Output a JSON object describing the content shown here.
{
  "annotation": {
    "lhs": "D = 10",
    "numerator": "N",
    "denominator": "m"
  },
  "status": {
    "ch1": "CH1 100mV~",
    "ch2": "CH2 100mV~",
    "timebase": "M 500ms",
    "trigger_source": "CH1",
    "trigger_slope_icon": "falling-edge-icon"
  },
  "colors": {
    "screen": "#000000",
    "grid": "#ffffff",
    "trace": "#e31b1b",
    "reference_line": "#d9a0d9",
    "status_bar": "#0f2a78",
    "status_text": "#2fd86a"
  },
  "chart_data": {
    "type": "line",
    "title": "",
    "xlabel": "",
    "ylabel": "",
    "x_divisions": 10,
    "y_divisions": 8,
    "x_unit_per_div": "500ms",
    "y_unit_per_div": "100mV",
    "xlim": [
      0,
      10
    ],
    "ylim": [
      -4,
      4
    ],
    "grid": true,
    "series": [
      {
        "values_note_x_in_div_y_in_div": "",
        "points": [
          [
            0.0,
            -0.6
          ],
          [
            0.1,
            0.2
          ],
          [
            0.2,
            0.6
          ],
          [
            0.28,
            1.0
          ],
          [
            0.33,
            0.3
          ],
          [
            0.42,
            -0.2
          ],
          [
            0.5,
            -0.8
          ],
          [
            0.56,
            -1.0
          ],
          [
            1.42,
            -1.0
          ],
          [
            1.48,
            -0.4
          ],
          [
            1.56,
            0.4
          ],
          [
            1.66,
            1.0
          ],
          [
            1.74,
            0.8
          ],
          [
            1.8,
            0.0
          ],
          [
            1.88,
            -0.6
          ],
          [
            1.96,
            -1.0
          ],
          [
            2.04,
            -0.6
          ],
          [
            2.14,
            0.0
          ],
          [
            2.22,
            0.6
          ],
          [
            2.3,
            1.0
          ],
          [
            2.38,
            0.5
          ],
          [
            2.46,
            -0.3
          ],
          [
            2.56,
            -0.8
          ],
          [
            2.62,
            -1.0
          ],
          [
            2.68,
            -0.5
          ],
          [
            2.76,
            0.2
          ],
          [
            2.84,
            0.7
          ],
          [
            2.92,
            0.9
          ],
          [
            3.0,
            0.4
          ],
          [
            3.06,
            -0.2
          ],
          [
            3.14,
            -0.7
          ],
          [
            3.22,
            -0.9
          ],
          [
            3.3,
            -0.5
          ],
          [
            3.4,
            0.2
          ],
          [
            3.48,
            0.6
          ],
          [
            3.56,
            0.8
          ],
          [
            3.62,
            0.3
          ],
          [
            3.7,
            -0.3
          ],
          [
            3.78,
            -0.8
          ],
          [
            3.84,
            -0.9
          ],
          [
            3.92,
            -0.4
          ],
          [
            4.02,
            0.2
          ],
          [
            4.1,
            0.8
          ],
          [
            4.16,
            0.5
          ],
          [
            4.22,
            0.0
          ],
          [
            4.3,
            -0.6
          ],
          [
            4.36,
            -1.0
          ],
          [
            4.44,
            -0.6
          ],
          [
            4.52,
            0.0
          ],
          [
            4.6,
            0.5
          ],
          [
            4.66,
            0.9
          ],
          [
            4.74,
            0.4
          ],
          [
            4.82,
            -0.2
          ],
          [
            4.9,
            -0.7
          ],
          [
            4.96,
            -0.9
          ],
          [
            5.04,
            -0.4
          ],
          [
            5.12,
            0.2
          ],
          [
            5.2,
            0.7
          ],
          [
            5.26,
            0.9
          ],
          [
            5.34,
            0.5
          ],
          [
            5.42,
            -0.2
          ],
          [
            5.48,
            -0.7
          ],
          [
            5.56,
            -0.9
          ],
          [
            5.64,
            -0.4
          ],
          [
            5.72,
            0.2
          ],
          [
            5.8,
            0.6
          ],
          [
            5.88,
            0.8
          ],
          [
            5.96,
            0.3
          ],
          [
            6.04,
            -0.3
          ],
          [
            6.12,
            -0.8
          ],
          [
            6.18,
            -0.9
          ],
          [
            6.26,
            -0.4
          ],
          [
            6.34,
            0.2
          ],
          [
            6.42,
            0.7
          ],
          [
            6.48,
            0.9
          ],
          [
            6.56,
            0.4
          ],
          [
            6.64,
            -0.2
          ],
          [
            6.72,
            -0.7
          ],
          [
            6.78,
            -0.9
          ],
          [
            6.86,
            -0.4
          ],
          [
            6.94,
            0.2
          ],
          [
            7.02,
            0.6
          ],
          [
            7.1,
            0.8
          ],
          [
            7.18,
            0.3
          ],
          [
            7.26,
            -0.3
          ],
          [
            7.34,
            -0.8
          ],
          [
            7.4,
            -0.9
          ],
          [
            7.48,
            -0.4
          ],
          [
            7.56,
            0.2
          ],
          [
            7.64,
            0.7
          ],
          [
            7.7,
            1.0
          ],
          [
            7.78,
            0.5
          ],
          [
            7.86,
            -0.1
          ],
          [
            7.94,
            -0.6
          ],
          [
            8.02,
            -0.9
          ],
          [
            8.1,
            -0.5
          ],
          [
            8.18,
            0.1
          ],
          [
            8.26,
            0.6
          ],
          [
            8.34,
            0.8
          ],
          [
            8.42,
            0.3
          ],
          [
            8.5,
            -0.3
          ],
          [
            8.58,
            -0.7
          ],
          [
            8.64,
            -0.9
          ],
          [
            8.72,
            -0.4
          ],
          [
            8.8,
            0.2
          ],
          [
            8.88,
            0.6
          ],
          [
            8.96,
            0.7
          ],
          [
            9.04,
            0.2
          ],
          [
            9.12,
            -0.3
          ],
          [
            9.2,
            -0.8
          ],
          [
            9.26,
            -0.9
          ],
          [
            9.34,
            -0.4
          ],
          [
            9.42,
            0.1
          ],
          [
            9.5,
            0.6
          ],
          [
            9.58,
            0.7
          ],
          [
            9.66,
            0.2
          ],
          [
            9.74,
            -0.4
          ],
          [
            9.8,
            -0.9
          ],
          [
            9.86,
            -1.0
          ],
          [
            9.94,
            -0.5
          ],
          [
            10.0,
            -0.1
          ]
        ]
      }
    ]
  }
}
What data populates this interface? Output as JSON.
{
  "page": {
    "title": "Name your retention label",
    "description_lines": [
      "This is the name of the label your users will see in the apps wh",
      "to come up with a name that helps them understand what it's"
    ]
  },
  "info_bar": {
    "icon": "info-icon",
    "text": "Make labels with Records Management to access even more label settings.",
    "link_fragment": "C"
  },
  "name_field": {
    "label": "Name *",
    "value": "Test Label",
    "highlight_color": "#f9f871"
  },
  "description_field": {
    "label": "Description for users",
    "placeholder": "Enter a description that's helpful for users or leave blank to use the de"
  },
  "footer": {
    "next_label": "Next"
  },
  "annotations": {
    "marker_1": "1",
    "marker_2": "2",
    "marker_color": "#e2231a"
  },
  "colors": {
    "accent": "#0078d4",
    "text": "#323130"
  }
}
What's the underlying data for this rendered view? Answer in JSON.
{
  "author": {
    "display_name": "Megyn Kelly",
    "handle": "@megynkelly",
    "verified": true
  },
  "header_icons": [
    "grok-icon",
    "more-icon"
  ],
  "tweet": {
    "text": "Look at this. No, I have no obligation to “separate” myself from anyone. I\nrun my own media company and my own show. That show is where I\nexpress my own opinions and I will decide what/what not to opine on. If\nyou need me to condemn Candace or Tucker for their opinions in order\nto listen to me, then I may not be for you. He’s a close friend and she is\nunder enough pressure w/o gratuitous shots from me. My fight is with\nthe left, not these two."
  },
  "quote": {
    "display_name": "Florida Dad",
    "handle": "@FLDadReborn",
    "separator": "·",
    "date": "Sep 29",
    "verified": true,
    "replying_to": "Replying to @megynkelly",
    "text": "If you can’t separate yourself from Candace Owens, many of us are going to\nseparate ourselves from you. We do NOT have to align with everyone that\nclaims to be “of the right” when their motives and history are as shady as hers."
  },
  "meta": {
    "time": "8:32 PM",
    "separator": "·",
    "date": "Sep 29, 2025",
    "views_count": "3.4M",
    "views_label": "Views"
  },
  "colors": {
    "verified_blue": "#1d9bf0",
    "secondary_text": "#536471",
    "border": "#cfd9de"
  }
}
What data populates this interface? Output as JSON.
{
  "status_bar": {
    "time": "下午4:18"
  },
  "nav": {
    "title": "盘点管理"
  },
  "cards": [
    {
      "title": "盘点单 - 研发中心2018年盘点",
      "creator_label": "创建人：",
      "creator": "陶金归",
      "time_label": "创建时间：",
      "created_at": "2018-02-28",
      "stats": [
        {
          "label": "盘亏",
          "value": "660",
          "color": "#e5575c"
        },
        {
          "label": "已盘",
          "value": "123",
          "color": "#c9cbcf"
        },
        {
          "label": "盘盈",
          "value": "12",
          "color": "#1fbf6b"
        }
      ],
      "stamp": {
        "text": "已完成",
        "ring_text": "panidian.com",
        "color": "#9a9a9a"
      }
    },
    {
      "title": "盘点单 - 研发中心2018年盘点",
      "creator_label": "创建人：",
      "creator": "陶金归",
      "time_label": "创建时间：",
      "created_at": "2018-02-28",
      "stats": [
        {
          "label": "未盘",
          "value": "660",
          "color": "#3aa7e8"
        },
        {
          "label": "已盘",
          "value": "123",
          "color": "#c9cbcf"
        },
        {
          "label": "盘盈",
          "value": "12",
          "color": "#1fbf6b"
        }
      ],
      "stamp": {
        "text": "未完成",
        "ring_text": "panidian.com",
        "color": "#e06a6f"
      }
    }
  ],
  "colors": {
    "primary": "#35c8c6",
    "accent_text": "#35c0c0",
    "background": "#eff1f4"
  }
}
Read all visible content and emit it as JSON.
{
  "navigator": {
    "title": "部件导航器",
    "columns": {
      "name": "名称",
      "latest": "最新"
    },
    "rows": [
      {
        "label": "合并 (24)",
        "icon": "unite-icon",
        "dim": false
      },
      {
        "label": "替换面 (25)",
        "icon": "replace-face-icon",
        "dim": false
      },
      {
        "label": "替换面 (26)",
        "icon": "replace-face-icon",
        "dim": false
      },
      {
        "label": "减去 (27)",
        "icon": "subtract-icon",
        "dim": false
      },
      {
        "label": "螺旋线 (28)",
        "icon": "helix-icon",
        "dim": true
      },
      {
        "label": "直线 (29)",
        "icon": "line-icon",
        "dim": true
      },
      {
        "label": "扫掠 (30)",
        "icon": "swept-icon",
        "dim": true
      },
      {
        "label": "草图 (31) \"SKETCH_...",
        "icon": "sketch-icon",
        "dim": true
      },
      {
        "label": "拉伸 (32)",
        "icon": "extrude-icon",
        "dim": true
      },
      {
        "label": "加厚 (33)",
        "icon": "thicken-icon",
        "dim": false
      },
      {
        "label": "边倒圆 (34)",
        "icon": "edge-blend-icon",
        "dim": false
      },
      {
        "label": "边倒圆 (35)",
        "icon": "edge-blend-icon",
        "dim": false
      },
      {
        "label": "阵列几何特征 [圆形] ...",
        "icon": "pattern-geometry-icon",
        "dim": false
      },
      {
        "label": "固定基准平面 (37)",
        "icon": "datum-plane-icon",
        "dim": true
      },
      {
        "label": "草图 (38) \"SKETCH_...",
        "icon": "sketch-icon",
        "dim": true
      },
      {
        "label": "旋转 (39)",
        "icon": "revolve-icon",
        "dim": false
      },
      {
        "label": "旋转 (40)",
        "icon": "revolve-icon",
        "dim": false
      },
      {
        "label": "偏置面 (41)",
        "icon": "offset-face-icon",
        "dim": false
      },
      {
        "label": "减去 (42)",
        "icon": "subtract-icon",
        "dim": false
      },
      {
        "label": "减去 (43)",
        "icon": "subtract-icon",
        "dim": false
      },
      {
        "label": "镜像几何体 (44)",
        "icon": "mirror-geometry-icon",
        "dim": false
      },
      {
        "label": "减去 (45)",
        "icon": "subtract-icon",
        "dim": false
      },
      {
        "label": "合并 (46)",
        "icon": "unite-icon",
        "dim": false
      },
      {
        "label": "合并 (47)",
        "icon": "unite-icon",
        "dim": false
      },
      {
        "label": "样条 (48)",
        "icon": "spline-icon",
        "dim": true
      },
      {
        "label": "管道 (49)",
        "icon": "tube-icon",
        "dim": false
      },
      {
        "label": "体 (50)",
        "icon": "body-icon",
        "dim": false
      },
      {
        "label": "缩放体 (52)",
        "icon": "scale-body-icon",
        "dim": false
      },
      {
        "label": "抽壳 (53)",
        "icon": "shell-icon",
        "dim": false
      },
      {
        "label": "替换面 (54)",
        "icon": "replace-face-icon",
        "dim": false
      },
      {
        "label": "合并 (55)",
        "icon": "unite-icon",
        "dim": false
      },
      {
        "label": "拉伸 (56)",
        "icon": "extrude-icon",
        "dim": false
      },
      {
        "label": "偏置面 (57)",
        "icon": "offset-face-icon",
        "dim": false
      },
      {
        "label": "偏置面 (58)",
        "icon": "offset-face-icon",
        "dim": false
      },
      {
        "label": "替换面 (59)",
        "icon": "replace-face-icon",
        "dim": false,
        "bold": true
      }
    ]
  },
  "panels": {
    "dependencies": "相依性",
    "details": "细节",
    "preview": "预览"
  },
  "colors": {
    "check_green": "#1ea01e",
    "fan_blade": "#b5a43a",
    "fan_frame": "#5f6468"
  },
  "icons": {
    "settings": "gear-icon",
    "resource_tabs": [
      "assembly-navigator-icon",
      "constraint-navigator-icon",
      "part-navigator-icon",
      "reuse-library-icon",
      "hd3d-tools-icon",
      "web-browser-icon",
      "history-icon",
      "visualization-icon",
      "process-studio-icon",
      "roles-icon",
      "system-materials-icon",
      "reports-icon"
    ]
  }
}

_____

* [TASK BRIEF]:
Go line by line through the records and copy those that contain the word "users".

* [REPLY]:
      "This is the name of the label your users will see in the apps wh",
    "label": "Description for users",
    "placeholder": "Enter a description that's helpful for users or leave blank to use the de"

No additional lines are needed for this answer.